At Lancaster University there is a free bus throughout Wednesday taking students into and back from town. This is when all the international students with half a brain go shopping because we get free transport. Why? Because the buses are run by Sainsbury’s (a supermarket in Lancaster) in the bid to get us to shop there.

Anyway, so this Wednesday, my two American flat mates and I went into town on the free bus for a shop. We had planned to spend about an hour shopping and get back again. Instead we were in town for five hours. There were many reasons for this;

a) we got lost in the arcade trying to find the one pound store and refused to give up on the principle of being povo exchange students who couldn’t afford another store
b) in the centre of the arcade there was a patriotic lobbyist group set up. Photo below but not great because I was trying to look like I wasn’t taking a picture.

I can tell you there is nothing more awkward than having a bunch of people seemingly enveloped in British flags coming up to you demandingly and saying “Help our troops in Iraq and Afghanistan! THEY ARE FIGHTING FOR YOU AND YOUR COUNTRY! SUPPORT THEM TODAY!” followed by “Would you like to donate and support our country?”

My American buddies and I were so shocked by the randomness of the situation (but… but… your troops arn’t fighting for us? and this is not my country… and we are povo exchange students who can barely afford to eat let alone donate money to lobby groups) that we stood there like idiots for what seemed like ages before my friend said “um no…” and I said “Not really,” and then we walked off as quickly as we could before we got lynched for being unpatriotic citizens or something. The result of this encounter meant that we were all too afraid to go through the centre of the arcade so we had to keep taking the long way round to get to the shops we were trying to get to.

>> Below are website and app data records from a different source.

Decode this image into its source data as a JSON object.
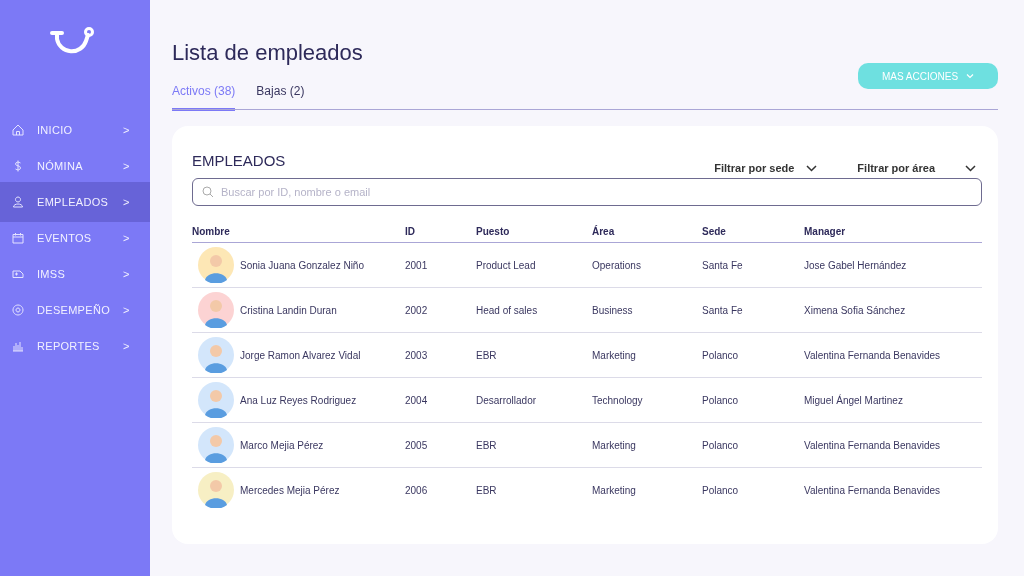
{
  "sidebar": {
    "items": [
      {
        "label": "INICIO",
        "chevron": ">",
        "selected": false
      },
      {
        "label": "NÓMINA",
        "chevron": ">",
        "selected": false
      },
      {
        "label": "EMPLEADOS",
        "chevron": ">",
        "selected": true
      },
      {
        "label": "EVENTOS",
        "chevron": ">",
        "selected": false
      },
      {
        "label": "IMSS",
        "chevron": ">",
        "selected": false
      },
      {
        "label": "DESEMPEÑO",
        "chevron": ">",
        "selected": false
      },
      {
        "label": "REPORTES",
        "chevron": ">",
        "selected": false
      }
    ]
  },
  "page": {
    "title": "Lista de empleados",
    "action_button": "MAS ACCIONES",
    "tabs": [
      {
        "label": "Activos (38)",
        "selected": true
      },
      {
        "label": "Bajas (2)",
        "selected": false
      }
    ]
  },
  "card": {
    "title": "EMPLEADOS",
    "filters": [
      "Filtrar por sede",
      "Filtrar por área"
    ],
    "search": {
      "placeholder": "Buscar por ID, nombre o email"
    },
    "table": {
      "columns": [
        "Nombre",
        "ID",
        "Puesto",
        "Área",
        "Sede",
        "Manager"
      ],
      "rows": [
        {
          "color": "#fde7b5",
          "cells": [
            "Sonia Juana Gonzalez Niño",
            "2001",
            "Product Lead",
            "Operations",
            "Santa Fe",
            "Jose Gabel Hernández"
          ]
        },
        {
          "color": "#fcd3d3",
          "cells": [
            "Cristina Landin Duran",
            "2002",
            "Head of sales",
            "Business",
            "Santa Fe",
            "Ximena Sofia Sánchez"
          ]
        },
        {
          "color": "#d3e6fb",
          "cells": [
            "Jorge Ramon Alvarez Vidal",
            "2003",
            "EBR",
            "Marketing",
            "Polanco",
            "Valentina Fernanda Benavides"
          ]
        },
        {
          "color": "#d3e6fb",
          "cells": [
            "Ana Luz Reyes Rodriguez",
            "2004",
            "Desarrollador",
            "Technology",
            "Polanco",
            "Miguel Ángel Martinez"
          ]
        },
        {
          "color": "#d3e6fb",
          "cells": [
            "Marco Mejia Pérez",
            "2005",
            "EBR",
            "Marketing",
            "Polanco",
            "Valentina Fernanda Benavides"
          ]
        },
        {
          "color": "#f7efc4",
          "cells": [
            "Mercedes Mejia Pérez",
            "2006",
            "EBR",
            "Marketing",
            "Polanco",
            "Valentina Fernanda Benavides"
          ]
        }
      ]
    }
  }
}
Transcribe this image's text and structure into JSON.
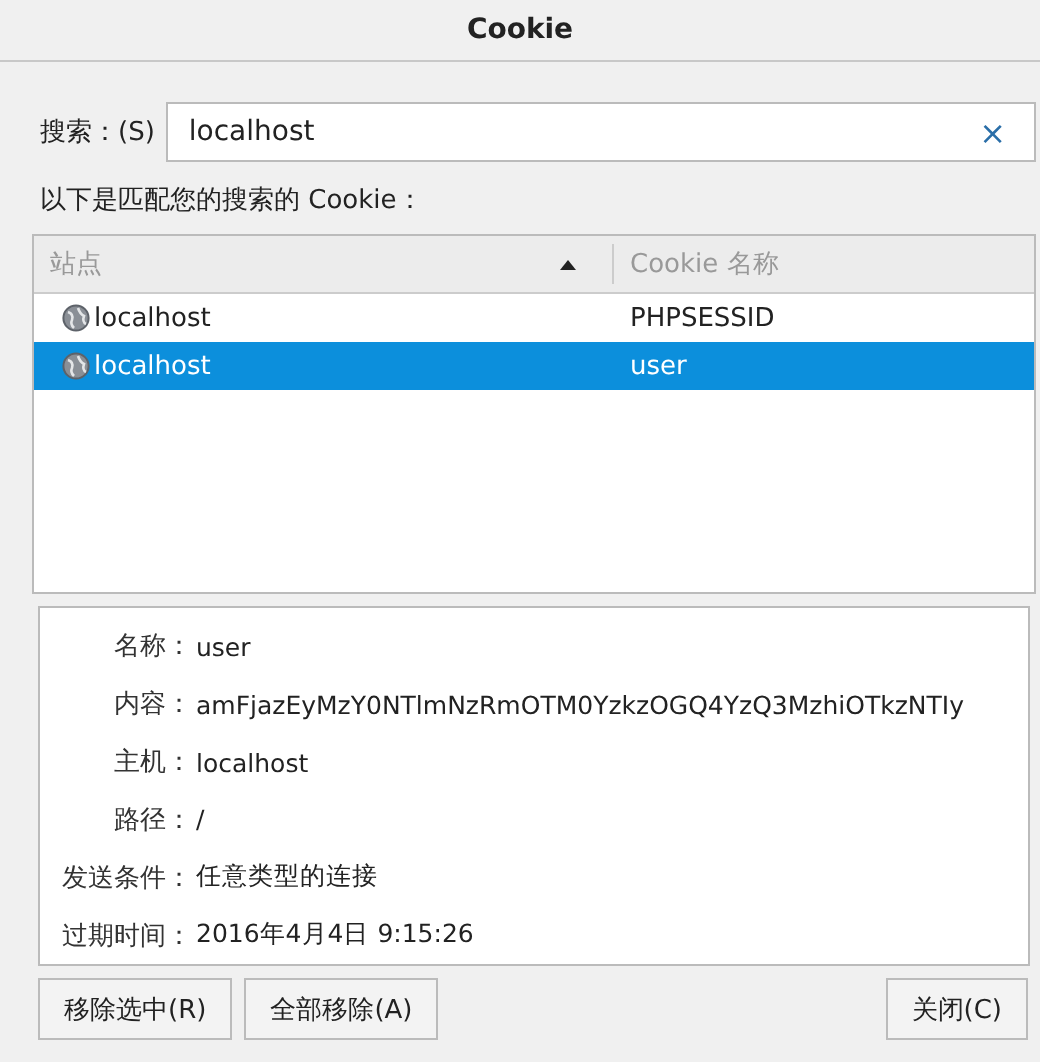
{
  "window": {
    "title": "Cookie"
  },
  "search": {
    "label": "搜索：(S)",
    "value": "localhost",
    "clear": "×"
  },
  "results_label": "以下是匹配您的搜索的 Cookie：",
  "table": {
    "columns": [
      {
        "label": "站点",
        "sorted": true
      },
      {
        "label": "Cookie 名称",
        "sorted": false
      }
    ],
    "rows": [
      {
        "site": "localhost",
        "name": "PHPSESSID",
        "selected": false
      },
      {
        "site": "localhost",
        "name": "user",
        "selected": true
      }
    ]
  },
  "details": [
    {
      "label": "名称：",
      "value": "user"
    },
    {
      "label": "内容：",
      "value": "amFjazEyMzY0NTlmNzRmOTM0YzkzOGQ4YzQ3MzhiOTkzNTIy"
    },
    {
      "label": "主机：",
      "value": "localhost"
    },
    {
      "label": "路径：",
      "value": "/"
    },
    {
      "label": "发送条件：",
      "value": "任意类型的连接"
    },
    {
      "label": "过期时间：",
      "value": "2016年4月4日 9:15:26"
    }
  ],
  "buttons": {
    "left": [
      "移除选中(R)",
      "全部移除(A)"
    ],
    "right": [
      "关闭(C)"
    ]
  }
}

c) Finally, we finished our shopping and went back to get the Sainsbury’s bus. We waited there for ages, and ages and ages… the line of students grew and grew and still no bus…

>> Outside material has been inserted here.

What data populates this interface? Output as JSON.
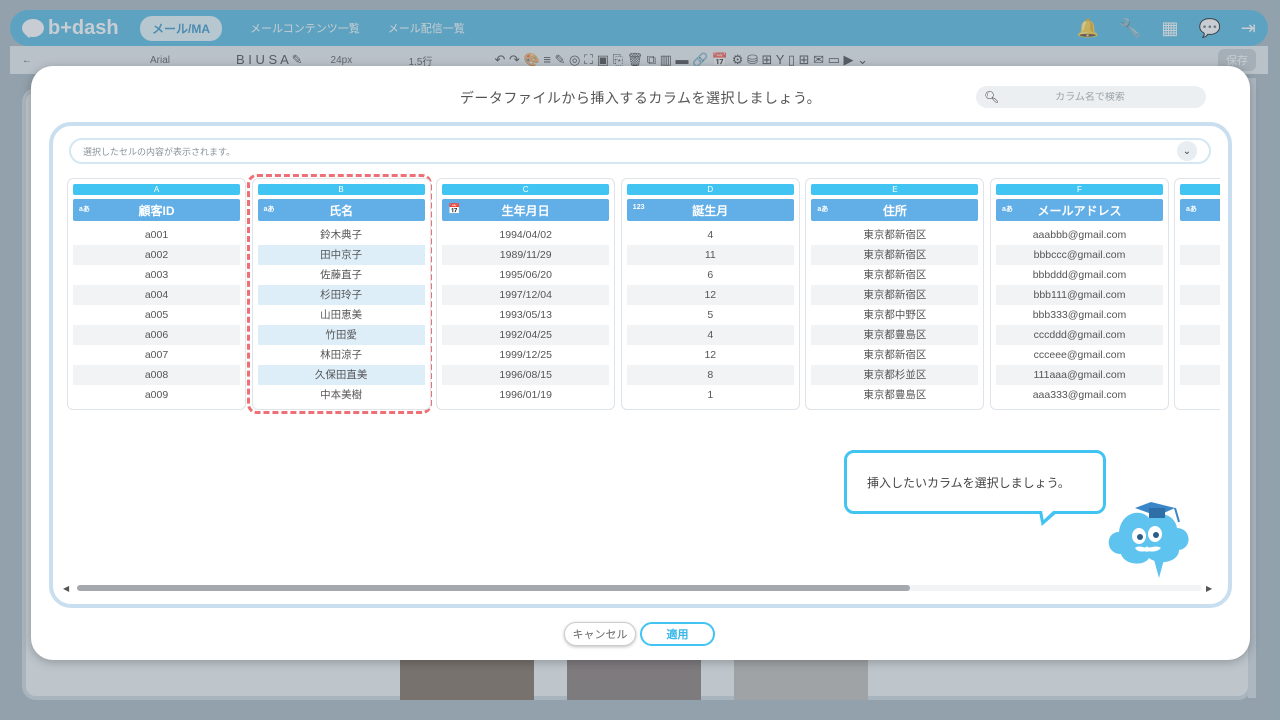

.

Again, we insisted upon waiting for the bus on the principle that it was free and we didn’t want to pay to get back to College. It became a kind of contest. Who would out wait everyone else? After an hour and fifteen minutes and still no bus, five of us remained. It was cold and we were tired so we gave up together, walked to the bus station, paid for a bus, and begged the driver to go via university even though it wasn’t on his route.

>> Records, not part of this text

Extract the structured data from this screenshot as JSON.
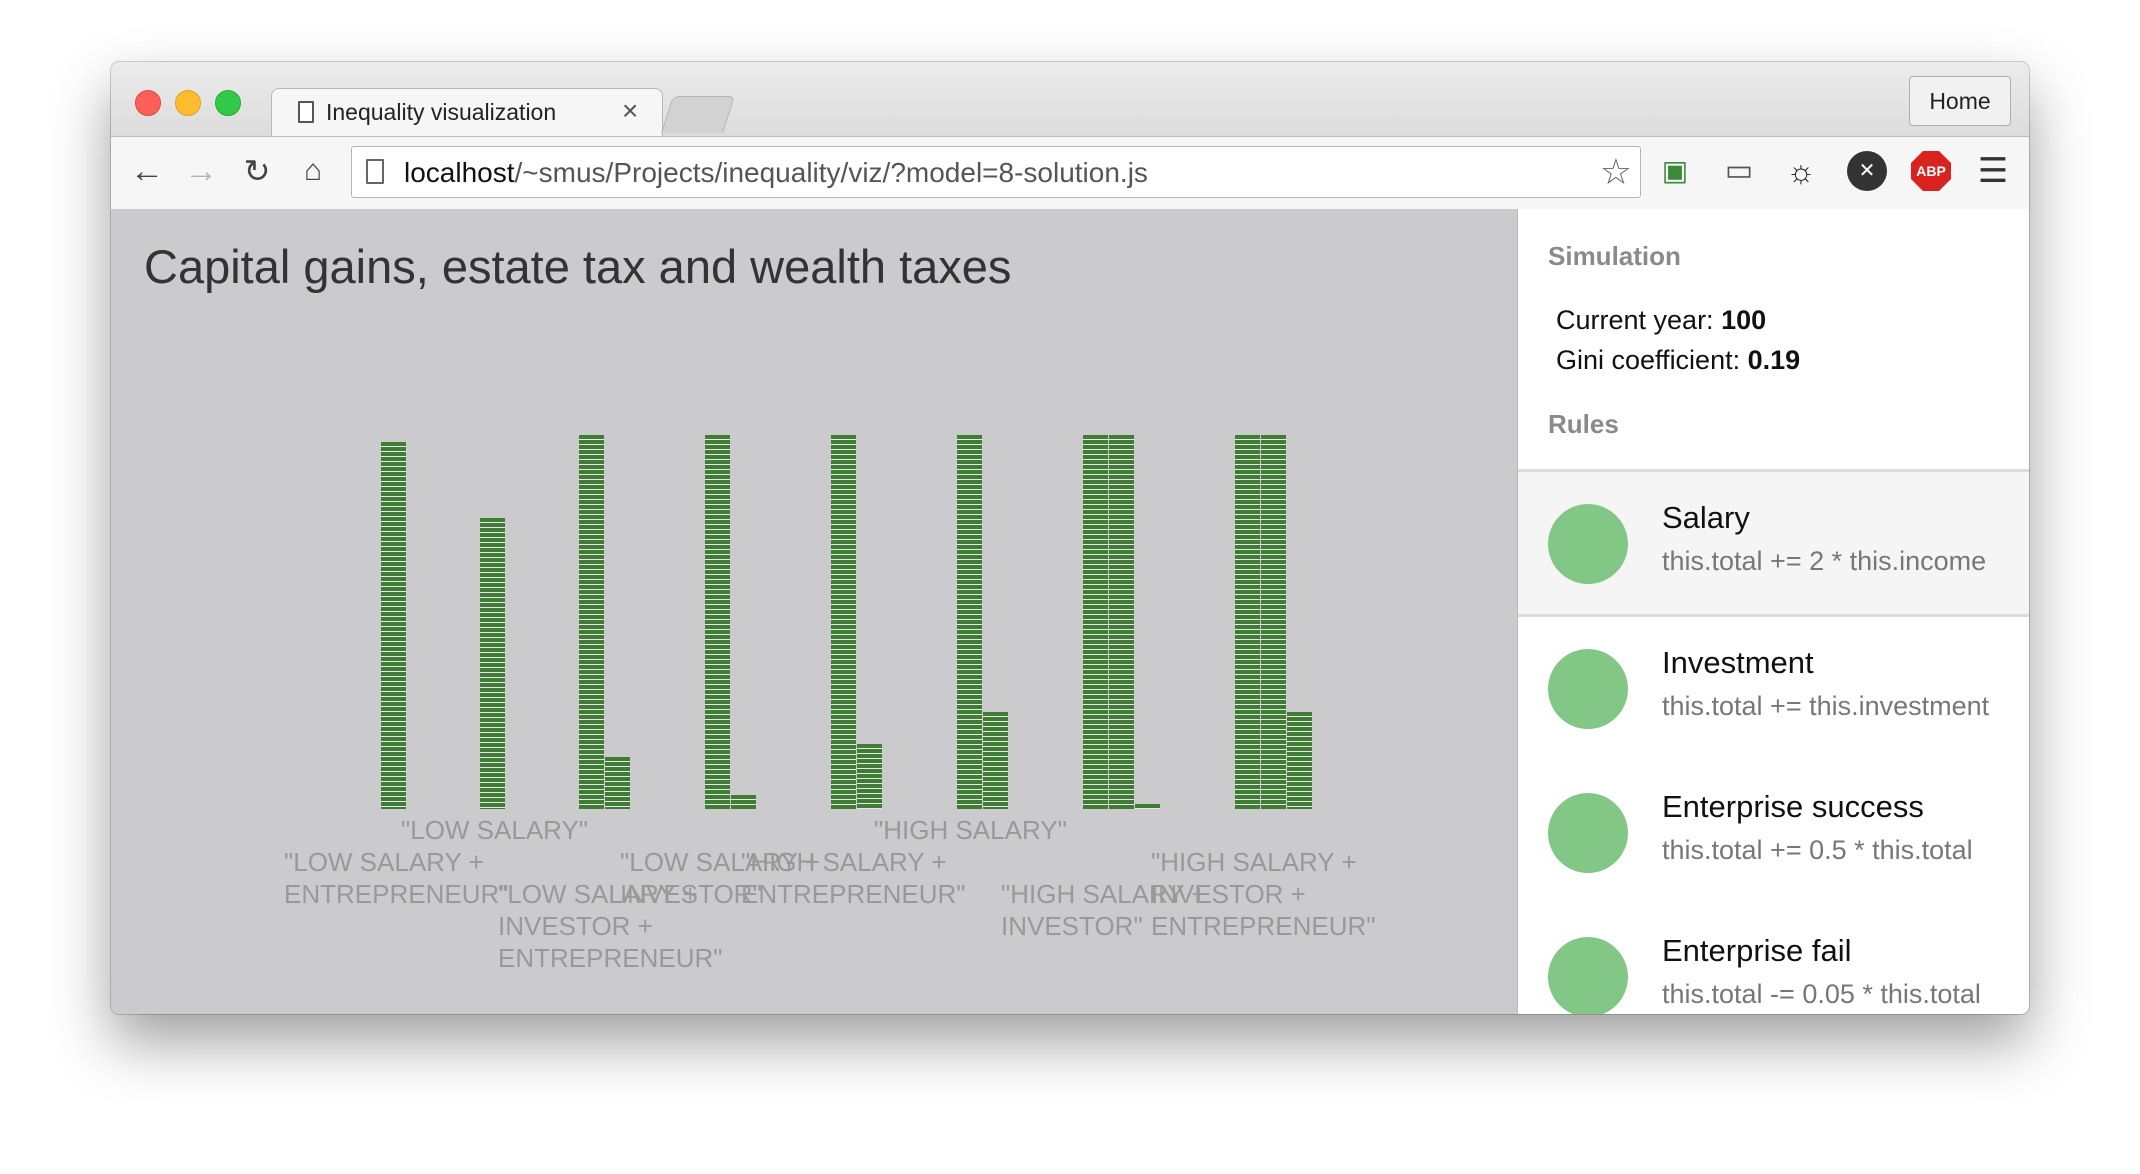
{
  "browser": {
    "tab_title": "Inequality visualization",
    "tab_close": "×",
    "home_label": "Home",
    "url_host": "localhost",
    "url_path": "/~smus/Projects/inequality/viz/?model=8-solution.js",
    "abp_label": "ABP"
  },
  "page": {
    "title": "Capital gains, estate tax and wealth taxes"
  },
  "chart_data": {
    "type": "bar",
    "description_units": "wealth (no axis values shown)",
    "categories": [
      "\"LOW SALARY\"",
      "\"LOW SALARY + ENTREPRENEUR\"",
      "\"LOW SALARY + INVESTOR\"",
      "\"LOW SALARY + INVESTOR + ENTREPRENEUR\"",
      "\"HIGH SALARY\"",
      "\"HIGH SALARY + ENTREPRENEUR\"",
      "\"HIGH SALARY + INVESTOR\"",
      "\"HIGH SALARY + INVESTOR + ENTREPRENEUR\""
    ],
    "groups": [
      {
        "label": "\"LOW SALARY\"",
        "bars": [
          270
        ]
      },
      {
        "label": "\"LOW SALARY + ENTREPRENEUR\"",
        "bars": [
          214
        ]
      },
      {
        "label": "\"LOW SALARY + INVESTOR\"",
        "bars": [
          275,
          38
        ]
      },
      {
        "label": "\"LOW SALARY + INVESTOR + ENTREPRENEUR\"",
        "bars": [
          275,
          10
        ]
      },
      {
        "label": "\"HIGH SALARY\"",
        "bars": [
          275,
          48
        ]
      },
      {
        "label": "\"HIGH SALARY + ENTREPRENEUR\"",
        "bars": [
          275,
          71
        ]
      },
      {
        "label": "\"HIGH SALARY + INVESTOR\"",
        "bars": [
          275,
          275,
          4
        ]
      },
      {
        "label": "\"HIGH SALARY + INVESTOR + ENTREPRENEUR\"",
        "bars": [
          275,
          275,
          71
        ]
      }
    ],
    "label_lines": [
      [
        "\"LOW SALARY\""
      ],
      [
        "\"LOW SALARY +",
        "ENTREPRENEUR\""
      ],
      [
        "\"LOW SALARY +",
        "INVESTOR\""
      ],
      [
        "\"LOW SALARY +",
        "INVESTOR +",
        "ENTREPRENEUR\""
      ],
      [
        "\"HIGH SALARY\""
      ],
      [
        "\"HIGH SALARY +",
        "ENTREPRENEUR\""
      ],
      [
        "\"HIGH SALARY +",
        "INVESTOR\""
      ],
      [
        "\"HIGH SALARY +",
        "INVESTOR +",
        "ENTREPRENEUR\""
      ]
    ],
    "bar_color": "#3f7d34",
    "title": "",
    "xlabel": "",
    "ylabel": ""
  },
  "sidebar": {
    "simulation_title": "Simulation",
    "year_label": "Current year:",
    "year_value": "100",
    "gini_label": "Gini coefficient:",
    "gini_value": "0.19",
    "rules_title": "Rules",
    "rules": [
      {
        "name": "Salary",
        "code": "this.total += 2 * this.income"
      },
      {
        "name": "Investment",
        "code": "this.total += this.investment"
      },
      {
        "name": "Enterprise success",
        "code": "this.total += 0.5 * this.total"
      },
      {
        "name": "Enterprise fail",
        "code": "this.total -= 0.05 * this.total"
      }
    ],
    "rule_color": "#82c785"
  }
}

Ha. Ha. I love Sainsbury’s and their evil, evil sense of humour. Won’t it be really funny to watch all the freezing exchange students stand there waiting for a BUS THAT IS NEVER GOING TO COME. Ha Ha Sainsbury’s. Thanks for looking out for me while I’m in Britain! *cough* I just so appreciate it.

Ahem. Anyway, we climbed the four flights of stairs to our flat and decided to make hot chocolate because we were tired, grumpy and cold… only to find out that my flat mate had bought coffee by accident.

My flat mate has decided she is now sleeping through Wednesdays.

On a more positive note, I am seeing Hamlet tomorrow… and thank goodness I didn’t book my ticket for a Wednesday 😉